Custom aquariums come in wide variety of shapes and sizes and can be a stunning way to bring some of nature's beauty to a room.

"Acrylic, and to a lesser extent glass, is very malleable, and any design you can conceive of that will hold water can be made [into an aquarium]," said John Holland of aquarium design company Blue Region in Silver Spring.

Holland has created tanks using everything from 150-gallon rectangles to an 8-foot-high, floor-to-ceiling cylinder. A big part of the process is creating a healthy environment for the fish. A high-end saltwater fish tank requires five or six operating systems, including ultraviolet sterilization, protein skimming and mechanical filtration. Freshwater tanks are simpler.

"Most people think that aquariums are just boxes of water, but in fact there's a lot more to it than that. They are basically living, breathing things," Holland said.

Blue Region:
Miche Booz:

With careful installation, the extensive machinery needed for a large aquarium can be placed where it will not detract from the aesthetic -- sometimes under the tank. But Holland recommends finding a remote location, such as a basement or garage. Maintenance for these tanks may require a professional service.

Before setting up the tank and equipment, homeowners need to choose between saltwater and freshwater fish.

"There's a continuing prejudice and myth that freshwater fish aren't are as colorful, when in fact there are quite a few species of freshwater fish that are fantastically colorful," Holland said, naming cichlids from Africa and Central America as an example.

Another popular option is a coral reef tank, which can be populated without affecting the endangered coral reefs along the U.S. coast.

Rather than buying corals taken from the wild and then bleached, there now are attractive artificial alternatives or living corals farmed in the ocean specifically for the aquarium trade. Some saltwater fish, such as the popular clownfish, now are captive-raised as well.

As a design element, architect Miche Booz, of Brookeville, Md., said aquariums can be used in either a sculptural or a functional way.

It simply can be a piece of art, "an object of curiosity and beauty that's interesting to look at," Booz said.

Another approach is to incorporate an aquarium into something that you already have.

For example, Booz designed a bathroom with an aquarium as part of a wall partitioning the room in two.
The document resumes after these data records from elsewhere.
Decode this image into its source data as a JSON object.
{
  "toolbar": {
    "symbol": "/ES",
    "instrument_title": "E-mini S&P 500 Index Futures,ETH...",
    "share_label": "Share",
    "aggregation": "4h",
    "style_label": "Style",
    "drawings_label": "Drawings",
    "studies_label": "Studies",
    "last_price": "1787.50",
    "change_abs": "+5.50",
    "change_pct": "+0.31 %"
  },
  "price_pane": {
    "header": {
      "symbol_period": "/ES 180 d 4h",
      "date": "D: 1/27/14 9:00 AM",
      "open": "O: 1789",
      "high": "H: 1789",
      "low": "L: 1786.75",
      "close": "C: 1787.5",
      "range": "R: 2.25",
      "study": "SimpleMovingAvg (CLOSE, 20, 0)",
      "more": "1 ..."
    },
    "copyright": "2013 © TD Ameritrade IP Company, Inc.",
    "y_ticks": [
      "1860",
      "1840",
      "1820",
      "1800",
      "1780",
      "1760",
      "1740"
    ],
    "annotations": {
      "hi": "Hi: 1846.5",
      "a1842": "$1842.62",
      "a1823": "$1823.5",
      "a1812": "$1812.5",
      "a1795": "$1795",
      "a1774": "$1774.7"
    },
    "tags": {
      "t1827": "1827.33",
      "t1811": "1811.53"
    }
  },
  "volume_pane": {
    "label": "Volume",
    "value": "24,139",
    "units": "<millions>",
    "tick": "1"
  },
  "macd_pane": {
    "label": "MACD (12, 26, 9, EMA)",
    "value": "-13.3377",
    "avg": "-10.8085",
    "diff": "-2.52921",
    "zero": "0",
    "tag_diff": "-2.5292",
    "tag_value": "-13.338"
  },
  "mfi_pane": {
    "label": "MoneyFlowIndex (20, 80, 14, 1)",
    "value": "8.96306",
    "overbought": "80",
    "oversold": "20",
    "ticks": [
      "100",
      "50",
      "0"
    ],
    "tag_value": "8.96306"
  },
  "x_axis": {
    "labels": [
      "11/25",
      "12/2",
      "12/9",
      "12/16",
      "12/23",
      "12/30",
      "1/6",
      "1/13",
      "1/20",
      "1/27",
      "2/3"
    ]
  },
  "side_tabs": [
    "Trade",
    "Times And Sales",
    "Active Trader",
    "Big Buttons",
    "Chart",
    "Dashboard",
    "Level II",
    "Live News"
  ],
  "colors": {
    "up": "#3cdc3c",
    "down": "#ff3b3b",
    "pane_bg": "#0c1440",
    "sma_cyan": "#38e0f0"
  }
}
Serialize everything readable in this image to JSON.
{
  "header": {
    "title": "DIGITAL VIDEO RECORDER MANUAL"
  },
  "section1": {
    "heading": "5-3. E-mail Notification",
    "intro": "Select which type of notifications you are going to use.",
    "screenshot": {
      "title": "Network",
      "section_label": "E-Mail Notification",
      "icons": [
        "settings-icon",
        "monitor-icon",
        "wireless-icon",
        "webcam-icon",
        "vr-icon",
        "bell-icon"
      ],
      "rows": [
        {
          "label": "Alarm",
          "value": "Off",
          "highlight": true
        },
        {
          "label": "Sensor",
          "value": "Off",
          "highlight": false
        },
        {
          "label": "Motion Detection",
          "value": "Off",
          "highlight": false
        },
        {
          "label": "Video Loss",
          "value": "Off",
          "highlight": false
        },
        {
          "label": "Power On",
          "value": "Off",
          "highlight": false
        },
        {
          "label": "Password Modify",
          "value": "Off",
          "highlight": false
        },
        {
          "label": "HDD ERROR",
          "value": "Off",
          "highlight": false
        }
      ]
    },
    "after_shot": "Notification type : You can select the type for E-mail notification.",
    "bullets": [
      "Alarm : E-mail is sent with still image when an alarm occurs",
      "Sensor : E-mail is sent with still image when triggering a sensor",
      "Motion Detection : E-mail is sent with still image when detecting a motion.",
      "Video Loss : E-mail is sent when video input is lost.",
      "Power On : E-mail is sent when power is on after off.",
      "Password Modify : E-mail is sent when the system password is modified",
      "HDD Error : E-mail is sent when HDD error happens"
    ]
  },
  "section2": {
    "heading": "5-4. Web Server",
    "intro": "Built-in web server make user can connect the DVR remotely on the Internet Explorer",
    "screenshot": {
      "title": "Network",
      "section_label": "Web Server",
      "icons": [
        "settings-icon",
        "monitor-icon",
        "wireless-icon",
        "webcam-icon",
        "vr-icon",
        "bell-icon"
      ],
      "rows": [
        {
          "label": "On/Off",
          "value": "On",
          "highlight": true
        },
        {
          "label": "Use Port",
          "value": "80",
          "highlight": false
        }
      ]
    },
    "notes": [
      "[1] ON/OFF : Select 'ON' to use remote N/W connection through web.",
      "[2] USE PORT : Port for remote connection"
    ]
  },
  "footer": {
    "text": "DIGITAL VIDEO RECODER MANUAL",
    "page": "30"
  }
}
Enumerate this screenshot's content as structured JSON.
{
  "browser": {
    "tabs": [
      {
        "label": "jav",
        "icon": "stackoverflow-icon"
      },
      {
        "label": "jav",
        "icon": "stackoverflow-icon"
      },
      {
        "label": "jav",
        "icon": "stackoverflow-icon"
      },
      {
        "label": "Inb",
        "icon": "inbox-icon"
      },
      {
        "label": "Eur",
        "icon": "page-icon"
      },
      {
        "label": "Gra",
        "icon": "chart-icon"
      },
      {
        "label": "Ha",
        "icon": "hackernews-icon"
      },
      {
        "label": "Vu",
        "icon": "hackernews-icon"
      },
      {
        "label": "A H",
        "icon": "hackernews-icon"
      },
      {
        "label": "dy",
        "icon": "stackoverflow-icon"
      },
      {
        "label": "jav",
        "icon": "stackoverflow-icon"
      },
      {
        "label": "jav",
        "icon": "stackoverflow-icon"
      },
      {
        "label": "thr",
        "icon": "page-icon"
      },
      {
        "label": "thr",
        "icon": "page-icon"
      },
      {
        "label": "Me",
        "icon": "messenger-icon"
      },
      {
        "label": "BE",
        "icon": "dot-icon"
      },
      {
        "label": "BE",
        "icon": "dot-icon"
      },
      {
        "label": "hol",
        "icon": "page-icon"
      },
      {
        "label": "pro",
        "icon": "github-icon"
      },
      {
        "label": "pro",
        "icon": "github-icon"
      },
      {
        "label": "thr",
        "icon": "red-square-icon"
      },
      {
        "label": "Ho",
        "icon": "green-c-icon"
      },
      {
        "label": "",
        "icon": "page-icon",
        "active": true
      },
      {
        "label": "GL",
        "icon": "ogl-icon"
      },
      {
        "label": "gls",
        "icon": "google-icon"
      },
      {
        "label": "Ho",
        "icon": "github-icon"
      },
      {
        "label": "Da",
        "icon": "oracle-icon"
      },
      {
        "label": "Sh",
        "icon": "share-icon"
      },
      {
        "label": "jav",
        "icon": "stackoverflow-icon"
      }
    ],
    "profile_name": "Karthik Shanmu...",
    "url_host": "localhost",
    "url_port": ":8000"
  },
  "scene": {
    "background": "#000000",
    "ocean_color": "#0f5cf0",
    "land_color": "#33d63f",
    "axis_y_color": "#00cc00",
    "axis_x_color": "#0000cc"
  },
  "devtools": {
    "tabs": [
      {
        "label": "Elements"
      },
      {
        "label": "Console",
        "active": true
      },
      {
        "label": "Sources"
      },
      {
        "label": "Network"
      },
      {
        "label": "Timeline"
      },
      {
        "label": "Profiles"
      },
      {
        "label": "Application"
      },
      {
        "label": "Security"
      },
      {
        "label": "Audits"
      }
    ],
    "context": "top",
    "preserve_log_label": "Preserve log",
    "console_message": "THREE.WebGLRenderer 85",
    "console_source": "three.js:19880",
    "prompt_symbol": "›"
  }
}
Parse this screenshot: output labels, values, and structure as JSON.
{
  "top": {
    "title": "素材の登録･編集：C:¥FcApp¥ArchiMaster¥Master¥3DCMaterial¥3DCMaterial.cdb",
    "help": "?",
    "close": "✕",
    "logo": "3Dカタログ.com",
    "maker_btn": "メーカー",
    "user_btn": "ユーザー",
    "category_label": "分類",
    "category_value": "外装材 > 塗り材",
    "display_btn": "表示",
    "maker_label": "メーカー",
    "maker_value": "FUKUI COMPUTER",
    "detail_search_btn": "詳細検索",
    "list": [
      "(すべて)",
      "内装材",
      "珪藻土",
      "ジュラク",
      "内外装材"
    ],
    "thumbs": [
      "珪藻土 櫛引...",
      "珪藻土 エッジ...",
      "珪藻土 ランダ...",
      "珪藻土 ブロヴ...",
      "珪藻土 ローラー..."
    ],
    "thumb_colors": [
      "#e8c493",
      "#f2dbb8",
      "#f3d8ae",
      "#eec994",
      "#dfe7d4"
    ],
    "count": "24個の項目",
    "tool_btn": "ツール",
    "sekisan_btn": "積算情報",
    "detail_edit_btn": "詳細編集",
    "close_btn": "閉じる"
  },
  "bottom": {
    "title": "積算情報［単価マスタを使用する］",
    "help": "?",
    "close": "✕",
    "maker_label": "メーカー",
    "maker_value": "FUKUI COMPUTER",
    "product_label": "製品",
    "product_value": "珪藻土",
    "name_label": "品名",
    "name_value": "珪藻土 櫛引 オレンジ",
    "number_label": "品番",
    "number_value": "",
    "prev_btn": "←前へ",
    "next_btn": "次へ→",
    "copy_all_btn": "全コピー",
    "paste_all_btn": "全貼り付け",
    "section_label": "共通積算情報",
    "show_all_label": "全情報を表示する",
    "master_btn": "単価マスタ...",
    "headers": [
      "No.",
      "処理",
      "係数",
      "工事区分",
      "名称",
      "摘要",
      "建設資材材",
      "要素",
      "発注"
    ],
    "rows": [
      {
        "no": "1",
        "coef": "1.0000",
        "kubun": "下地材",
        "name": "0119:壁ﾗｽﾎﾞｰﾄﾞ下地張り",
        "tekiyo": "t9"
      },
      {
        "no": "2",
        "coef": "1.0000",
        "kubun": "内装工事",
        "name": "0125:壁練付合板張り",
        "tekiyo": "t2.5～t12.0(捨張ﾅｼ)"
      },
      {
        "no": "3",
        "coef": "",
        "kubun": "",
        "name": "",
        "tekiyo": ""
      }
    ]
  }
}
He surrounded it with cabinets that both conceal the equipment and provide storage.

The aquarium's design must consider the well-being of the fish as well as the decor, one reason that Holland works with a minimum tank size of 150 gallons, generally starting at a cost of $15,000.

Holland said a smaller tank cannot maintain a stable enough environment, and he is as concerned about the animals as he is about aesthetics. "I measure success in fish that live for years," he said.